The push-pull between employee and employer can lead to a concerning disconnect. But there are numerous ways organizations, human resources, and managers can help ease tensions and effectively tackle difficult conversations.
As management consultant Liz Kislik writes in the Harvard Business Review, the key to making the return to work as smooth as possible is to address everyone’s concerns— keyword is everyone. It’s important to have a good pulse on your organization and the many individual concerns and beliefs. A popular way to find out is through anonymous surveys. It just might be your highest response rate, yet!
Let’s look at a common concern. Younger workers worry returning to work may put young or elderly members, who they share a home with, at risk. A risk, understandably, not worth taking. If, for example, your company decided to mandate all employees return to the office full-time, this exact concern should be discussed and the precautions your organization has in place to create a safe environment.
Opportunities for collaboration and communication have suffered due to the inability to meet face to face. Zoom fatigue is well-known now, and unless addressed properly, will continue to negatively impact employees. We all became accustomed to turning on our cameras when first working from home. Now, it’s time to prioritize what can be a Slack message, what can be an email, what can be a conference call, and what needs to be face-to-face.
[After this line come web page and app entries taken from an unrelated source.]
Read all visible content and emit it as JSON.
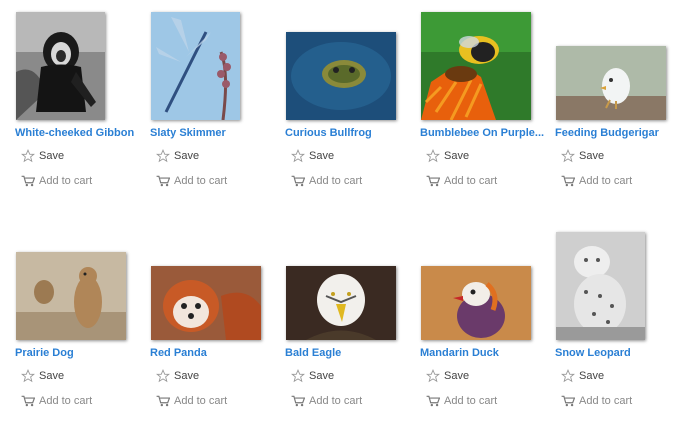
{
  "photos": [
    {
      "title": "White-cheeked Gibbon",
      "save_label": "Save",
      "cart_label": "Add to cart"
    },
    {
      "title": "Slaty Skimmer",
      "save_label": "Save",
      "cart_label": "Add to cart"
    },
    {
      "title": "Curious Bullfrog",
      "save_label": "Save",
      "cart_label": "Add to cart"
    },
    {
      "title": "Bumblebee On Purple...",
      "save_label": "Save",
      "cart_label": "Add to cart"
    },
    {
      "title": "Feeding Budgerigar",
      "save_label": "Save",
      "cart_label": "Add to cart"
    },
    {
      "title": "Prairie Dog",
      "save_label": "Save",
      "cart_label": "Add to cart"
    },
    {
      "title": "Red Panda",
      "save_label": "Save",
      "cart_label": "Add to cart"
    },
    {
      "title": "Bald Eagle",
      "save_label": "Save",
      "cart_label": "Add to cart"
    },
    {
      "title": "Mandarin Duck",
      "save_label": "Save",
      "cart_label": "Add to cart"
    },
    {
      "title": "Snow Leopard",
      "save_label": "Save",
      "cart_label": "Add to cart"
    }
  ],
  "colors": {
    "link": "#2a7fd4",
    "action_text": "#555555"
  },
  "icons": {
    "save": "star-icon",
    "cart": "shopping-cart-icon"
  }
}
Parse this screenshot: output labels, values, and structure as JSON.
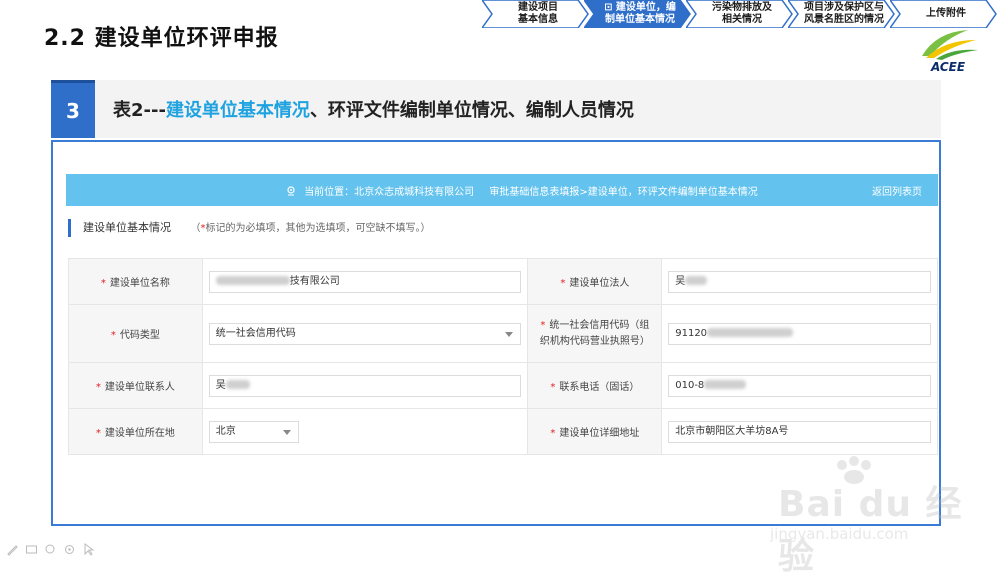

Another major concern when it comes to letting employees work from home is the perceived lack of control over work hours and output. The solution is to give precedence to performance over hours worked. If an employee is underperforming while working from home, perhaps they are unable to perform their best from home and will welcome the chance to return to the office. Or, just as you would pre-pandemic, place them on a performance improvement plan (PIP).For this to work for both employees and managers, there needs to be clear project direction with deadlines.
As workers return to the office, make sure you have a plan for a smooth re-entry. At the heart of this plan lies the concern for employee safety, comfort, and flexibility where possible.
Even with vaccination roll-out, 49% of the responders who participated in the survey conducted by the American Psychological Association were ‘nervous’ about returning to the office. To properly address this concern, develop a comprehensive return to office policy so your employees feel safe coming back to the office.
Some actions and policies you can enforce to ensure health and safety include:
Be transparent with your staff about the policy and measures you have taken so far to ensure the safety and health of your employees.
While the worst is over, it is better to prepare for issues that may arise as workers begin to rejoin and come in contact with each other again.
Some possible concerns you should address include:
Having a contingency plan to tackle these issues will allow you to act quickly, efficiently, and with confidence.
As organizations ask employees to join, there are mixed reactions among workers. Many are reluctant to re-join due to health and safety reasons while others would prefer to continue working from home due to comfort and personal priorities.
In case an employee is reluctant to re-join for any reason, work with HR to see if setting a flexible schedule is possible. Set the priority based on the ‘work’, not the ‘worker’.
A reluctant worker will not be able to perform at their best. It’s best to communicate with transparency while remembering we’re all humans, and setting clear guidelines for what’s appropriate and what’s not.
With calls for a return to the office, there is a bit of uncertainty as well as hope for a quick return to normal. Amidst all this, you can make things easier for your employees by setting clear policy guidelines for making the transition as smooth as possible.